What you have to do: Check each line of the entries below for the word "title", and copy out the ones that have it.

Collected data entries
+-------+

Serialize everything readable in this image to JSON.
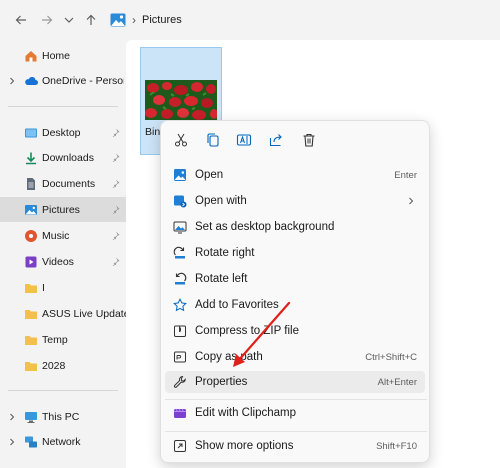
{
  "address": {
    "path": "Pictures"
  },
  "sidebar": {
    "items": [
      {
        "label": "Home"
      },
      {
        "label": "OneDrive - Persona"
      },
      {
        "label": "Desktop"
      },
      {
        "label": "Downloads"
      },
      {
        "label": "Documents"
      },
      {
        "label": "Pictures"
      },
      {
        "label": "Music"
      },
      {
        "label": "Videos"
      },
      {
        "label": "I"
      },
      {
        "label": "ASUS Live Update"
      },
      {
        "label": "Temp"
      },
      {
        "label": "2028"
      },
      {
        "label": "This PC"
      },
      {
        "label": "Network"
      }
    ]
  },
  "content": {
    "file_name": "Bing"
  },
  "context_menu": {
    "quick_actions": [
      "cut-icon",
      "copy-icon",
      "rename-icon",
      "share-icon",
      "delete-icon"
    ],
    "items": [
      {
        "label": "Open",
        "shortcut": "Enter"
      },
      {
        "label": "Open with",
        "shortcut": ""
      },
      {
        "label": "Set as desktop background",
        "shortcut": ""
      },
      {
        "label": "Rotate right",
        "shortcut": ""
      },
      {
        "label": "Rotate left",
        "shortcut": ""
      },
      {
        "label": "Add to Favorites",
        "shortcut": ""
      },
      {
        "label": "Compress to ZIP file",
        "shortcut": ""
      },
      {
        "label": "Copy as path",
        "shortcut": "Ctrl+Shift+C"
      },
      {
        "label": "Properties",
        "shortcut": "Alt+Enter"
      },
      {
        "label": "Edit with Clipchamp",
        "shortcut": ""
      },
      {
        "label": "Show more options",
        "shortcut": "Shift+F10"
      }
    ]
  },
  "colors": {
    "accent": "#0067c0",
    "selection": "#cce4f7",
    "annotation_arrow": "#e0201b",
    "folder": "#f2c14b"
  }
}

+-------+

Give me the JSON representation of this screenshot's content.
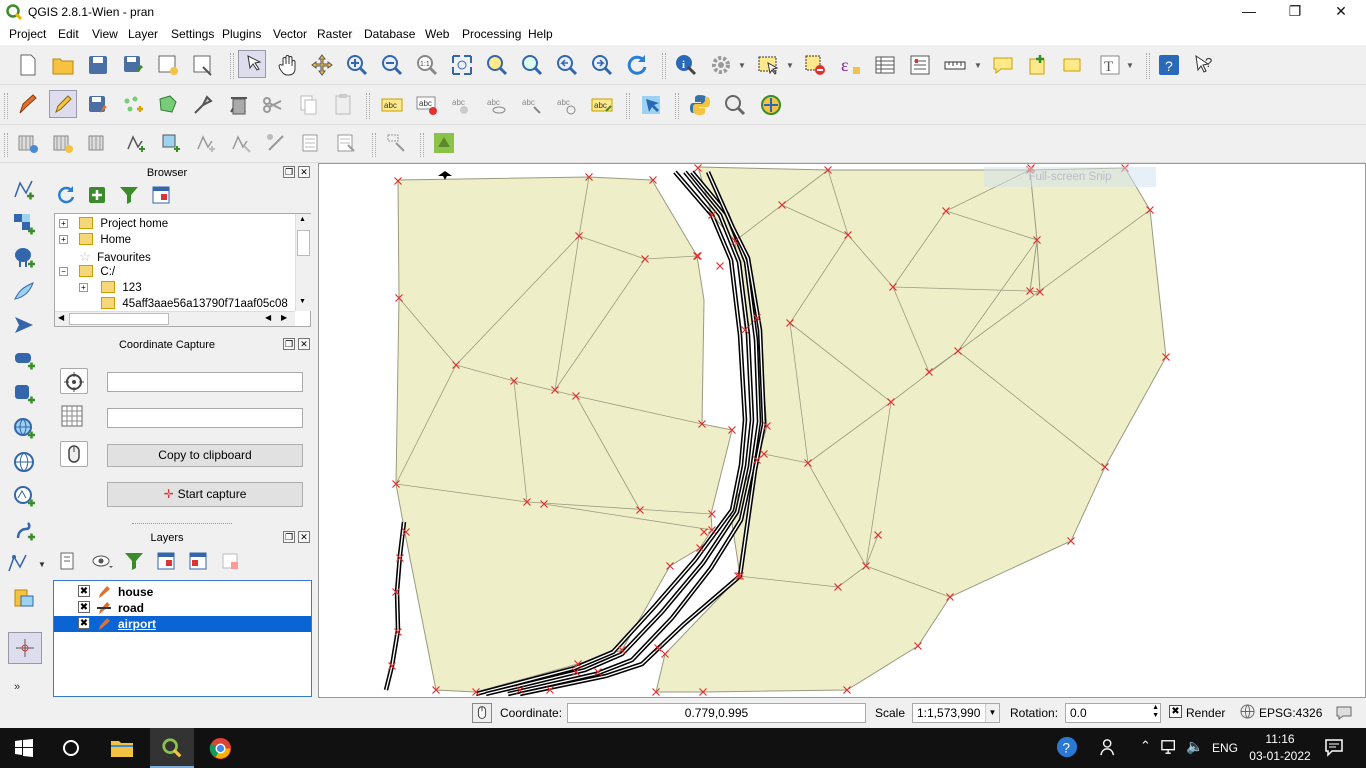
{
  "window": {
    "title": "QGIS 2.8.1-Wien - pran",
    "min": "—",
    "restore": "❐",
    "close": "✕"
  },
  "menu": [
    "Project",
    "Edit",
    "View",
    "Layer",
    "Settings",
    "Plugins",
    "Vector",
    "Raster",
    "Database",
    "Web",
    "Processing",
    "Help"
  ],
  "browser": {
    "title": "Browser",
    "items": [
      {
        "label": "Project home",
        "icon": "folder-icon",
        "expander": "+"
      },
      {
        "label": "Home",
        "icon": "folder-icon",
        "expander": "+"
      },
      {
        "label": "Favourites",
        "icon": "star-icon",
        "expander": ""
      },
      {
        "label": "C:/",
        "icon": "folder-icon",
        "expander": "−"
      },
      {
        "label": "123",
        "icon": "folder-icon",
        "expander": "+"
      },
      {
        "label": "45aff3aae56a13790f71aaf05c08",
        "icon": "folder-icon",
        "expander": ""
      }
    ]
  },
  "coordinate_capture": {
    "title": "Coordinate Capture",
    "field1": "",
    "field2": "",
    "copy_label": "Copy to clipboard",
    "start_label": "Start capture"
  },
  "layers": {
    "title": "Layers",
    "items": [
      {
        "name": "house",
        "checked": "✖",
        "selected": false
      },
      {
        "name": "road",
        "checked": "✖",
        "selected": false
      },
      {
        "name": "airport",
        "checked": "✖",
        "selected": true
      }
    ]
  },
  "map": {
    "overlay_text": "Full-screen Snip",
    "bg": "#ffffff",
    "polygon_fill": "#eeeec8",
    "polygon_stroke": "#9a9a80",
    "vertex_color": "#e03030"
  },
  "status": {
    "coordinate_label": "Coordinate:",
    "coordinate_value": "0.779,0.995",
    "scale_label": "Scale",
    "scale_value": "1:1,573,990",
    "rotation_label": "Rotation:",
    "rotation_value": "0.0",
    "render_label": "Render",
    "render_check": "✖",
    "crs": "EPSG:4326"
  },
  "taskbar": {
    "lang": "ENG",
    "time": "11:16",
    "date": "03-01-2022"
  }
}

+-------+

Output:
    "title": "QGIS 2.8.1-Wien - pran",
    "title": "Browser",
    "title": "Coordinate Capture",
    "title": "Layers",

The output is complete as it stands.